When pain and stiffness strike your ankle, you may blame it on arthritis or another joint problem. Although joint conditions can cause pain and stiffness in your ankle joints, the real cause of your symptoms may be osteochondritis dissecans. Osteochondritis dissecans develops in injured or traumatized joints. The condition can eventually lead to arthritis in the future. Here's how osteochondritis dissecans forms in your ankle:
What Exactly Is Osteochondritis Dissecans?
The bones in your ankle consist of cartilage and joints. You can injure or damage these tissues if you sprain, twist, or break your ankle. If the cartilage covering the injured joints doesn't heal in a timely fashion or properly, small pieces of it can break or chip off from the joints. The damaged, exposed joints will eventually develop lesions called osteochondritis dissecans.
Osteochondritis dissecans usually occurs in the part of your ankle that bears weight or allows movement. Over time, the lesions can keep you from moving or standing on your ankle. Your ankle may swell and feel stiff, or it may feel as though it's loose or unstable.
You might hear or feel a popping or clicking sound in your ankle when walk or move. Pain is another symptom you can experience with osteochondritis dissecans. The pain can affect you at any time but is usually worse when you try to move or place weight on the injured ankle.
The problems in your ankle won't subside or heal without help. You'll need to see a podiatrist for care.
How Do You Treat Osteochondritis Dissecans?
A podiatrist is a foot and ankle specialist who can take X-rays, CT scans, and other diagnostic tests of your ankle. If the joints and cartilage are injured or scarred with lesions, a podiatrist will see it clearly during the diagnostic tests.
Treatment for osteochondritis dissecans can vary from person to person. However, you may need to wear a brace on your ankle to keep it stable enough to heal properly. If bracing doesn't help your ankle, ankle fusion surgery and tissue grafting may be viable options. The treatments allow a doctor to remove or replace the damaged cartilage in your ankle bones and joints.
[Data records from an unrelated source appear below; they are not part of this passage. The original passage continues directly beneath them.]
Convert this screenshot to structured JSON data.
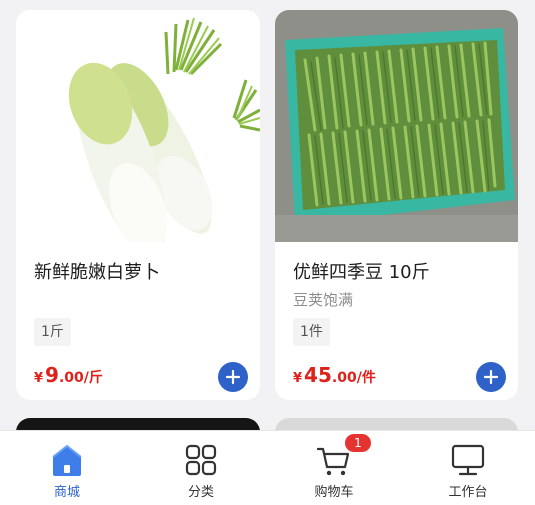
{
  "products": [
    {
      "name": "新鲜脆嫩白萝卜",
      "subtitle": "",
      "spec": "1斤",
      "price_currency": "¥",
      "price_int": "9",
      "price_dec": ".00",
      "price_unit": "/斤"
    },
    {
      "name": "优鲜四季豆 10斤",
      "subtitle": "豆荚饱满",
      "spec": "1件",
      "price_currency": "¥",
      "price_int": "45",
      "price_dec": ".00",
      "price_unit": "/件"
    }
  ],
  "tabbar": {
    "items": [
      {
        "label": "商城",
        "icon": "home-icon"
      },
      {
        "label": "分类",
        "icon": "grid-icon"
      },
      {
        "label": "购物车",
        "icon": "cart-icon"
      },
      {
        "label": "工作台",
        "icon": "monitor-icon"
      }
    ],
    "cart_badge": "1"
  },
  "colors": {
    "accent": "#2e62c9",
    "price": "#e0201a",
    "badge": "#e53330"
  }
}
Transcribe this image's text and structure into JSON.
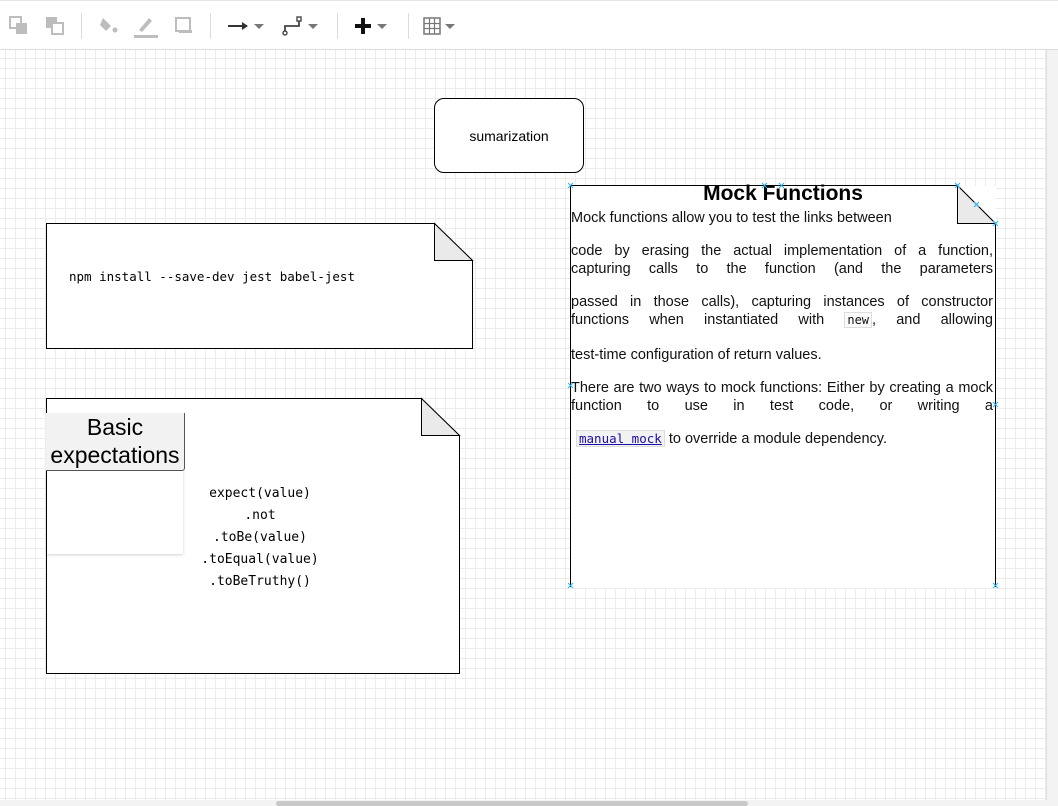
{
  "toolbar": {
    "items": [
      {
        "name": "to-front-icon"
      },
      {
        "name": "to-back-icon"
      },
      {
        "name": "fill-color-icon"
      },
      {
        "name": "line-color-icon"
      },
      {
        "name": "shadow-icon"
      },
      {
        "name": "connection-arrow-icon"
      },
      {
        "name": "waypoints-icon"
      },
      {
        "name": "insert-plus-icon"
      },
      {
        "name": "table-icon"
      }
    ]
  },
  "canvas": {
    "summary_box": {
      "label": "sumarization"
    },
    "npm_note": {
      "command": "npm install --save-dev jest babel-jest"
    },
    "basic_note": {
      "title": "Basic expectations",
      "code": "expect(value)\n.not\n.toBe(value)\n.toEqual(value)\n.toBeTruthy()"
    },
    "mock_note": {
      "title": "Mock Functions",
      "p1": "Mock functions allow you to test the links between",
      "p2": "code by erasing the actual implementation of a function, capturing calls to the function (and the parameters",
      "p3a": " passed in those calls), capturing instances of constructor functions when instantiated with",
      "p3_code": "new",
      "p3b": ", and allowing",
      "p4": "test-time configuration of return values.",
      "p5": "There are two ways to mock functions: Either by creating a mock function to use in test code, or writing a",
      "p6_link": "manual mock",
      "p6b": " to override a module dependency."
    }
  },
  "colors": {
    "selection_handle": "#29b6f2",
    "grid": "#ececec",
    "fold_fill": "#eaeaea"
  }
}
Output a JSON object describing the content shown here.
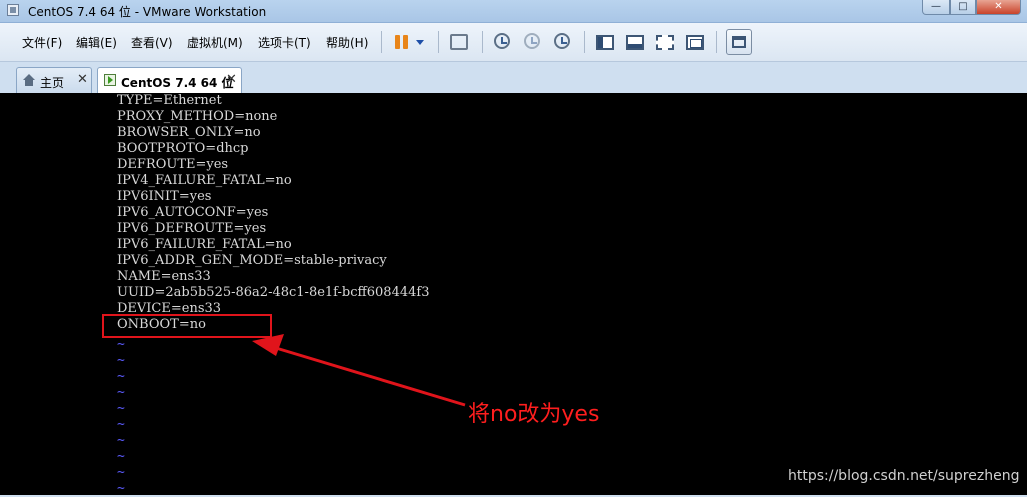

The treatments can take some time to recover, so a podiatrist may place you in physical therapy to speed up the healing process.
If you want solutions for your ankle problems, contact a podiatrist for additional information on foot injuries or an appointment today.